Don’t Ditch Your Vitamins
If you pay attention to the news, it’s likely one of the many articles suggesting vitamins may do “more harm than good” has caught your eye by now. These fear-inducing headlines were ignited by a study released last week by the . If you’re among the estimated 234 million U.S. adults who take dietary supplements, these reports have good reason to grab your attention. Are you wondering if there should be cause for concern? Before you start questioning your healthy lifestyle choices, let’s take a closer look and hear some differing opinions., Huffington Post recently published an article, Women Who Take Vitamin Supplements May Have Increased Death Risk, “at precisely the moment that the pharmaceutical industry is in health attack mode to limit access to nutritional supplements in the U.S.,” Alan Goodwin writes on . In addition, Alliance for Natural Health criticized the blatant lack of science behind the study in its article – Shame on the AMA's Archives of Internal Medicine. It’s worth noting that the receives millions of dollars in advertising from drug companies, part of the $400 million that goes from drug companies to medical journals.
Assault on the nutritional industry – is the timing coincidental or part of a larger scheme to strictly limit access to nearly all vitamins in the U.S. marketplace? The FDA’s current agenda is to revise supplement regulations in a way that would grant them virtually limitless power. To take a closer look at what has sparked concern; read this call to take action:
The Journal of the National Cancer Institute (JNCI) recently published a study – – that extols the benefits of vitamin E and Selenium in reducing the risk of cancer. This particular study is an excellent counter to the recent press denigrating vitamin E and Selenium based on one “junk science” study.

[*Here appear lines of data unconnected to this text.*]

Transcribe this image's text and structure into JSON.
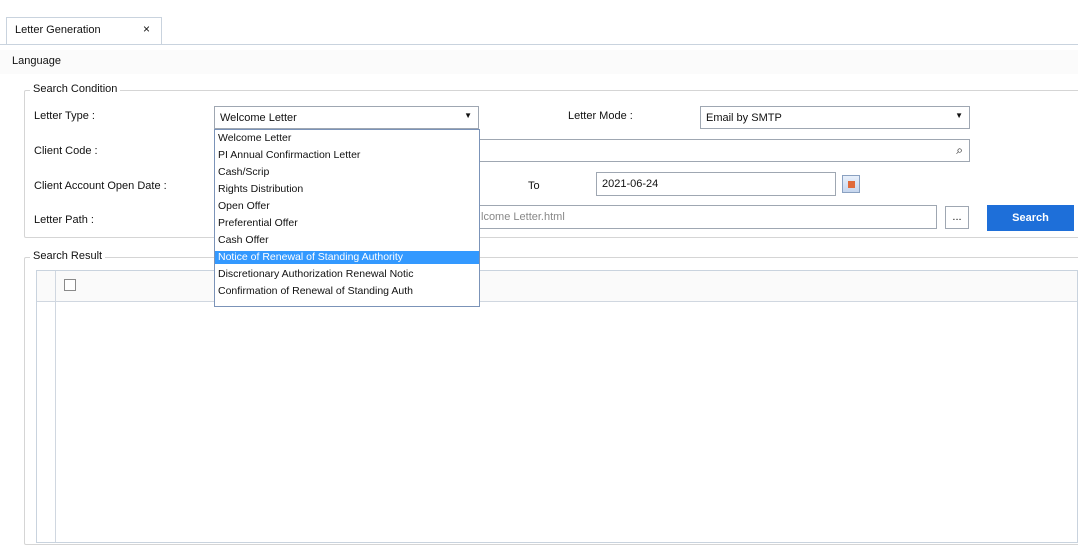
{
  "tab": {
    "label": "Letter Generation",
    "close": "×"
  },
  "menu": {
    "language": "Language"
  },
  "search_condition": {
    "title": "Search Condition",
    "letter_type_label": "Letter Type :",
    "letter_type_value": "Welcome Letter",
    "letter_mode_label": "Letter Mode :",
    "letter_mode_value": "Email by SMTP",
    "client_code_label": "Client Code :",
    "open_date_label": "Client Account Open Date :",
    "to_label": "To",
    "to_date": "2021-06-24",
    "letter_path_label": "Letter Path :",
    "letter_path_value": "lcome Letter.html",
    "browse_label": "...",
    "search_button": "Search"
  },
  "dropdown_options": [
    "Welcome Letter",
    "PI Annual Confirmaction Letter",
    "Cash/Scrip",
    "Rights Distribution",
    "Open Offer",
    "Preferential Offer",
    "Cash Offer",
    "Notice of Renewal of Standing Authority",
    "Discretionary Authorization Renewal Notic",
    "Confirmation of Renewal of Standing Auth"
  ],
  "selected_option_index": 7,
  "search_result": {
    "title": "Search Result"
  },
  "colors": {
    "accent": "#1e6fd9",
    "selection": "#3399ff"
  }
}
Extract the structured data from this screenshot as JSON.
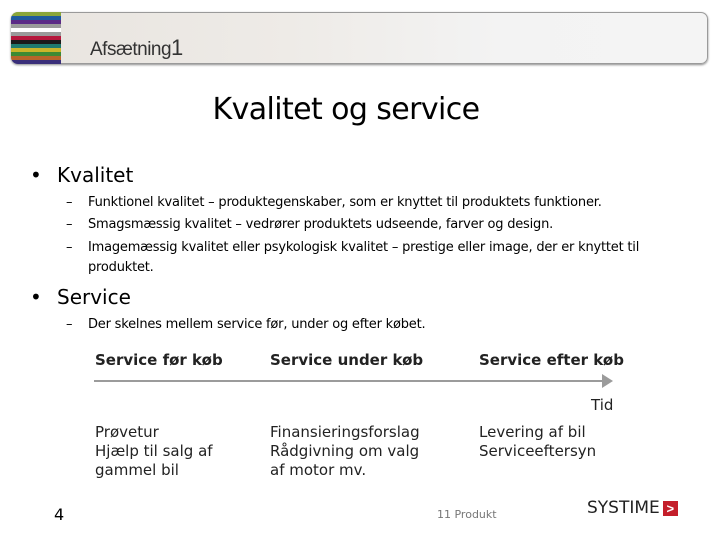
{
  "header": {
    "course_name": "Afsætning",
    "course_number": "1",
    "stripe_colors": [
      "#8aa63a",
      "#1f5a9e",
      "#5b2a86",
      "#9a9a9a",
      "#ffffff",
      "#9a9a9a",
      "#b5173c",
      "#1a1a1a",
      "#1f7a6e",
      "#c9b52a",
      "#3c8a34",
      "#b5652a",
      "#3a2f7a"
    ]
  },
  "slide": {
    "title": "Kvalitet og service",
    "bullets": [
      {
        "marker": "•",
        "label": "Kvalitet",
        "subitems": [
          {
            "marker": "–",
            "text": "Funktionel kvalitet – produktegenskaber, som er knyttet til produktets funktioner."
          },
          {
            "marker": "–",
            "text": "Smagsmæssig kvalitet – vedrører produktets udseende, farver og design."
          },
          {
            "marker": "–",
            "text": "Imagemæssig kvalitet eller psykologisk kvalitet – prestige eller image, der er knyttet til produktet."
          }
        ]
      },
      {
        "marker": "•",
        "label": "Service",
        "subitems": [
          {
            "marker": "–",
            "text": "Der skelnes mellem service før, under og efter købet."
          }
        ]
      }
    ]
  },
  "timeline": {
    "axis_label": "Tid",
    "phases": [
      {
        "heading": "Service før køb",
        "items": [
          "Prøvetur",
          "Hjælp til salg af",
          "gammel bil"
        ]
      },
      {
        "heading": "Service under køb",
        "items": [
          "Finansieringsforslag",
          "Rådgivning om valg",
          "af motor mv."
        ]
      },
      {
        "heading": "Service efter køb",
        "items": [
          "Levering af bil",
          "Serviceeftersyn"
        ]
      }
    ]
  },
  "footer": {
    "page_number": "4",
    "chapter": "11 Produkt",
    "publisher": "SYSTIME",
    "publisher_mark": ">",
    "brand_color": "#c41e2a"
  }
}
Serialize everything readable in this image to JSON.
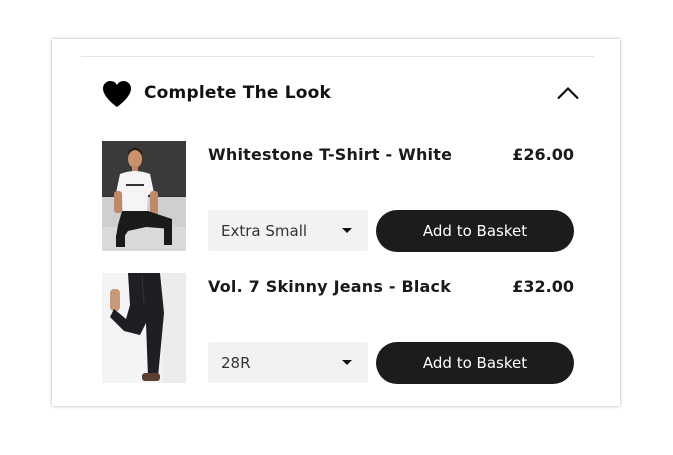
{
  "section": {
    "title": "Complete The Look",
    "heart_icon": "heart-icon",
    "collapse_icon": "chevron-up-icon"
  },
  "products": [
    {
      "name": "Whitestone T-Shirt - White",
      "price": "£26.00",
      "size": "Extra Small",
      "button": "Add to Basket"
    },
    {
      "name": "Vol. 7 Skinny Jeans - Black",
      "price": "£32.00",
      "size": "28R",
      "button": "Add to Basket"
    }
  ],
  "colors": {
    "button_bg": "#1c1c1c",
    "select_bg": "#f2f2f2",
    "text": "#1a1a1a"
  }
}
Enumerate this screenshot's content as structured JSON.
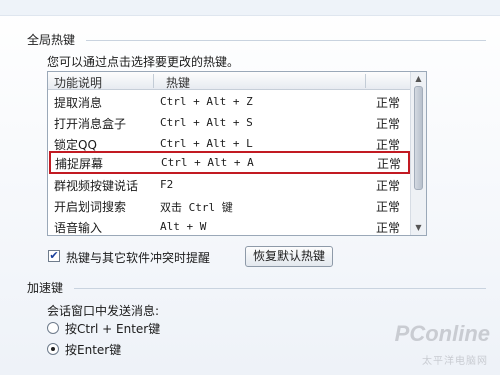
{
  "sections": {
    "global_hotkeys": "全局热键",
    "accelerator_keys": "加速键"
  },
  "hint": "您可以通过点击选择要更改的热键。",
  "table": {
    "headers": [
      "功能说明",
      "热键"
    ],
    "rows": [
      {
        "name": "提取消息",
        "key": "Ctrl + Alt + Z",
        "status": "正常"
      },
      {
        "name": "打开消息盒子",
        "key": "Ctrl + Alt + S",
        "status": "正常"
      },
      {
        "name": "锁定QQ",
        "key": "Ctrl + Alt + L",
        "status": "正常"
      },
      {
        "name": "捕捉屏幕",
        "key": "Ctrl + Alt + A",
        "status": "正常"
      },
      {
        "name": "群视频按键说话",
        "key": "F2",
        "status": "正常"
      },
      {
        "name": "开启划词搜索",
        "key": "双击 Ctrl 键",
        "status": "正常"
      },
      {
        "name": "语音输入",
        "key": "Alt + W",
        "status": "正常"
      }
    ]
  },
  "conflict_checkbox": {
    "label": "热键与其它软件冲突时提醒",
    "checked": true
  },
  "restore_button": "恢复默认热键",
  "send_message": {
    "label": "会话窗口中发送消息:",
    "options": [
      {
        "label": "按Ctrl + Enter键",
        "selected": false
      },
      {
        "label": "按Enter键",
        "selected": true
      }
    ]
  },
  "watermark": {
    "brand": "PConline",
    "sub": "太平洋电脑网"
  },
  "colors": {
    "highlight_border": "#c21a22",
    "section_line": "#c9d3df"
  }
}
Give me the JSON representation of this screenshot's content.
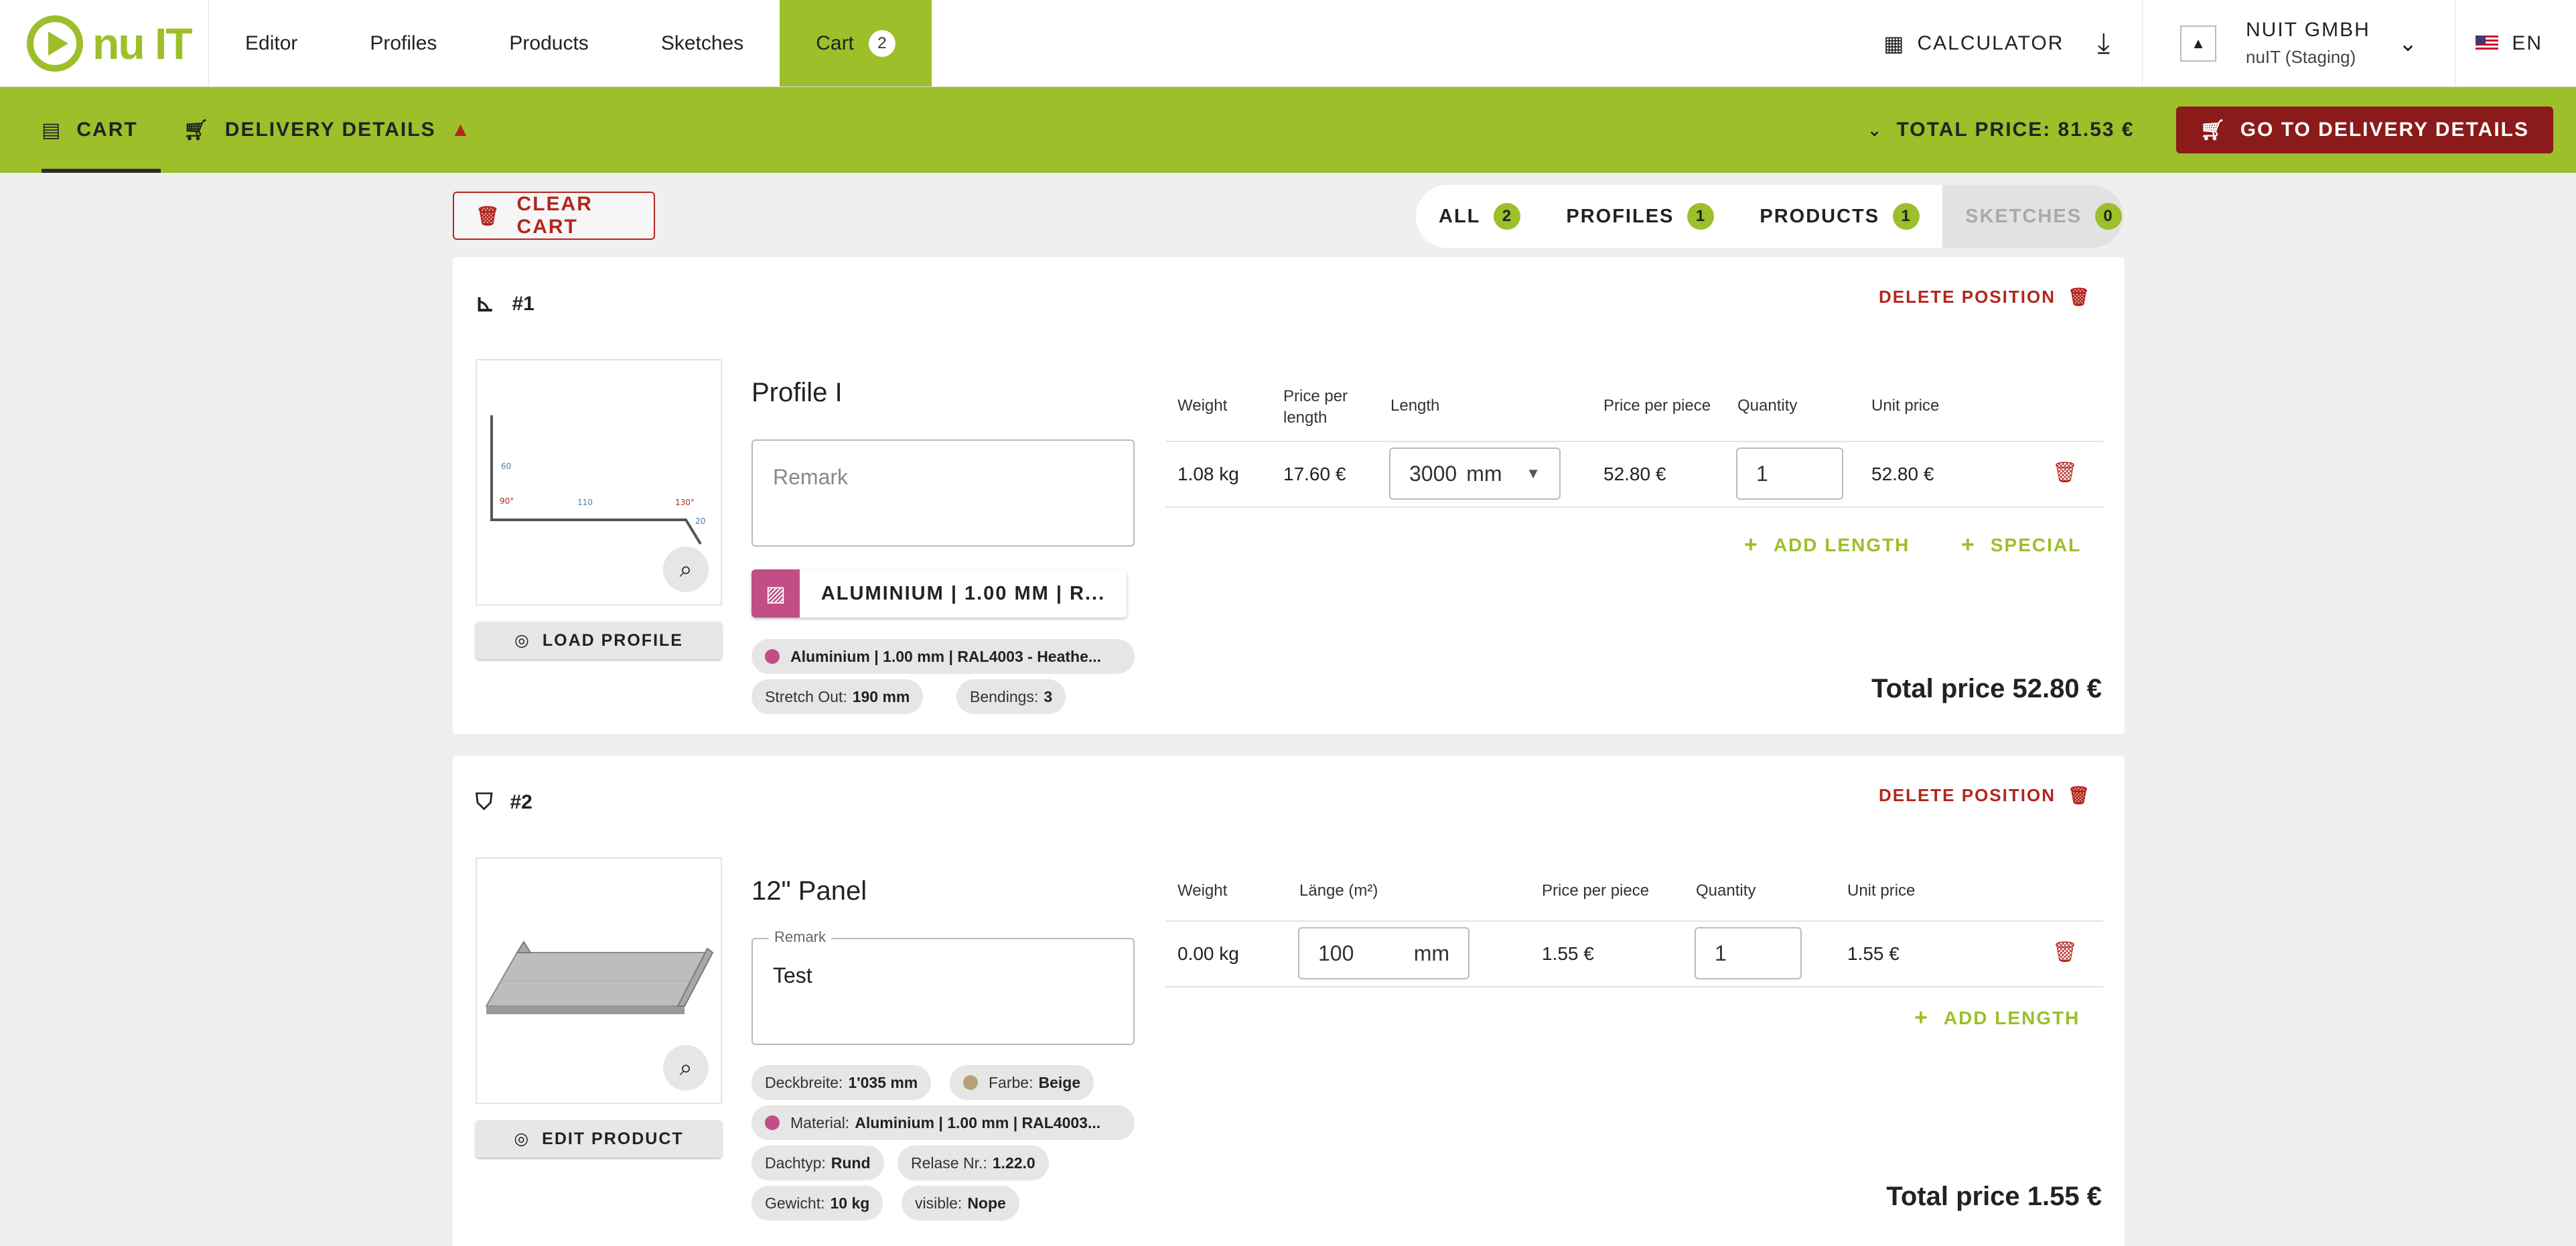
{
  "brand": {
    "logo_text": "nu IT",
    "accent": "#9cbf2a",
    "danger": "#b3261e",
    "dark_red": "#8b1a1a"
  },
  "nav": {
    "items": [
      "Editor",
      "Profiles",
      "Products",
      "Sketches"
    ],
    "cart_label": "Cart",
    "cart_count": "2",
    "calculator_label": "CALCULATOR",
    "company_name": "NUIT GMBH",
    "company_sub": "nuIT (Staging)",
    "language": "EN"
  },
  "subnav": {
    "cart_tab": "CART",
    "delivery_tab": "DELIVERY DETAILS",
    "total_price": "TOTAL PRICE: 81.53 €",
    "go_button": "GO TO DELIVERY DETAILS"
  },
  "toolbar": {
    "clear_cart": "CLEAR CART",
    "filters": [
      {
        "label": "ALL",
        "count": "2"
      },
      {
        "label": "PROFILES",
        "count": "1"
      },
      {
        "label": "PRODUCTS",
        "count": "1"
      },
      {
        "label": "SKETCHES",
        "count": "0"
      }
    ]
  },
  "positions": [
    {
      "number": "#1",
      "delete_label": "DELETE POSITION",
      "button_label": "LOAD PROFILE",
      "title": "Profile I",
      "remark_placeholder": "Remark",
      "material_button": "ALUMINIUM | 1.00 MM | R...",
      "material_color": "#c14e87",
      "chips": {
        "material": "Aluminium | 1.00 mm | RAL4003 - Heathe...",
        "stretch_label": "Stretch Out:",
        "stretch_value": "190 mm",
        "bendings_label": "Bendings:",
        "bendings_value": "3"
      },
      "sketch_labels": {
        "a": "60",
        "b": "110",
        "c": "20",
        "angle1": "90°",
        "angle2": "130°"
      },
      "headers": {
        "weight": "Weight",
        "price_per_length": "Price per length",
        "length": "Length",
        "price_per_piece": "Price per piece",
        "quantity": "Quantity",
        "unit_price": "Unit price"
      },
      "row": {
        "weight": "1.08 kg",
        "price_per_length": "17.60 €",
        "length": "3000",
        "length_unit": "mm",
        "price_per_piece": "52.80 €",
        "quantity": "1",
        "unit_price": "52.80 €"
      },
      "add_length": "ADD LENGTH",
      "special": "SPECIAL",
      "total": "Total price 52.80 €"
    },
    {
      "number": "#2",
      "delete_label": "DELETE POSITION",
      "button_label": "EDIT PRODUCT",
      "title": "12\" Panel",
      "remark_legend": "Remark",
      "remark_value": "Test",
      "chips": {
        "deckbreite_label": "Deckbreite:",
        "deckbreite_value": "1'035 mm",
        "farbe_label": "Farbe:",
        "farbe_value": "Beige",
        "farbe_color": "#b8a07a",
        "material_label": "Material:",
        "material_value": "Aluminium | 1.00 mm | RAL4003...",
        "material_color": "#c14e87",
        "dachtyp_label": "Dachtyp:",
        "dachtyp_value": "Rund",
        "relase_label": "Relase Nr.:",
        "relase_value": "1.22.0",
        "gewicht_label": "Gewicht:",
        "gewicht_value": "10 kg",
        "visible_label": "visible:",
        "visible_value": "Nope"
      },
      "headers": {
        "weight": "Weight",
        "laenge": "Länge (m²)",
        "price_per_piece": "Price per piece",
        "quantity": "Quantity",
        "unit_price": "Unit price"
      },
      "row": {
        "weight": "0.00 kg",
        "laenge": "100",
        "laenge_unit": "mm",
        "price_per_piece": "1.55 €",
        "quantity": "1",
        "unit_price": "1.55 €"
      },
      "add_length": "ADD LENGTH",
      "total": "Total price 1.55 €"
    }
  ]
}
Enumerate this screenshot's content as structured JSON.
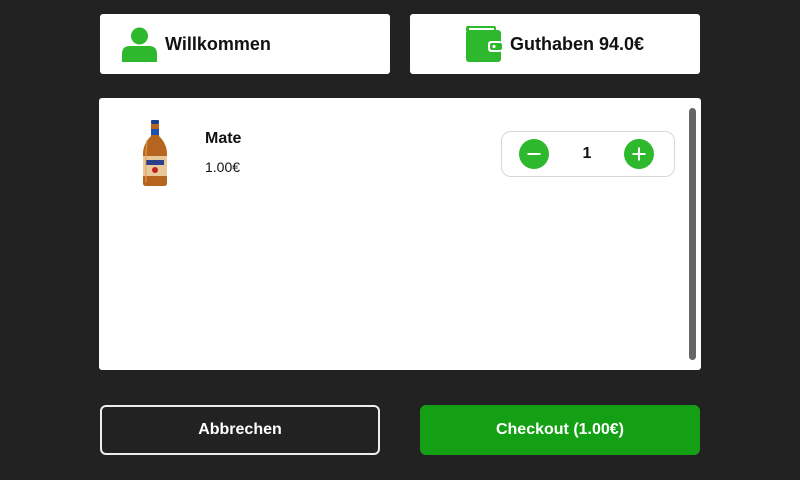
{
  "header": {
    "welcome_text": "Willkommen",
    "welcome_icon": "user-icon",
    "balance_text": "Guthaben 94.0€",
    "balance_icon": "wallet-icon"
  },
  "cart": {
    "items": [
      {
        "name": "Mate",
        "price": "1.00€",
        "quantity": "1",
        "image_icon": "bottle-icon"
      }
    ]
  },
  "actions": {
    "cancel_label": "Abbrechen",
    "checkout_label": "Checkout (1.00€)"
  },
  "colors": {
    "background": "#222222",
    "accent_green": "#2eb82e",
    "checkout_green": "#14a014",
    "card": "#ffffff"
  }
}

Additionally, the results from the 2011 study released last week contradict a 2009 study. The 2009 study included four times as many participants, which showed that vitamins neither helped nor hurt mortality. The Alliance for Natural Health pointed out the similar to the “junk science” in the 2011 study from the same journal.
Many experts have voiced that the data from the 2011 study was adjusted by the authors as well as being “observational.” In particular, Robert G. Smith, PhD, in an article published by Orthomolecular Medicine News Service, states there are several concerns about the newly released study’s methods and significance. “It reports only a small increase in overall mortality (1%) from those taking multivitamins,” notes Smith. “This is a small effect, not much larger than would be expected by chance. Generalizing a small effect is not scientific.” He also points out doctor recommendations were not taken into account; the study’s methods suggest that people who have serious health conditions take vitamins.
Last but definitely not least, the study showed a benefit, specifically associated with a lower risk of mortality, from taking B-complex, C, D, and E vitamins as well as calcium and magnesium. Also noted by Smith, these findings weren’t emphasized in the abstract leading the public and the media to believe all supplements were associated with mortality.
Don't be fooled into believing vitamin and mineral supplements can be detrimental to your health or even have no effect at all; that is as long as you aren’t ingesting synthetic forms versus naturally derived supplements. Vitamins and nutrients support everyday functions in the body from immune health to energy supply. As the vitamin content in our food supply has decreased dramatically over the past several decades, it makes it close to impossible to get adequate nutrition solely from what we eat. There is also the increasing toxic load in our environment that takes its toll and makes detoxification a critical component to optimal health.,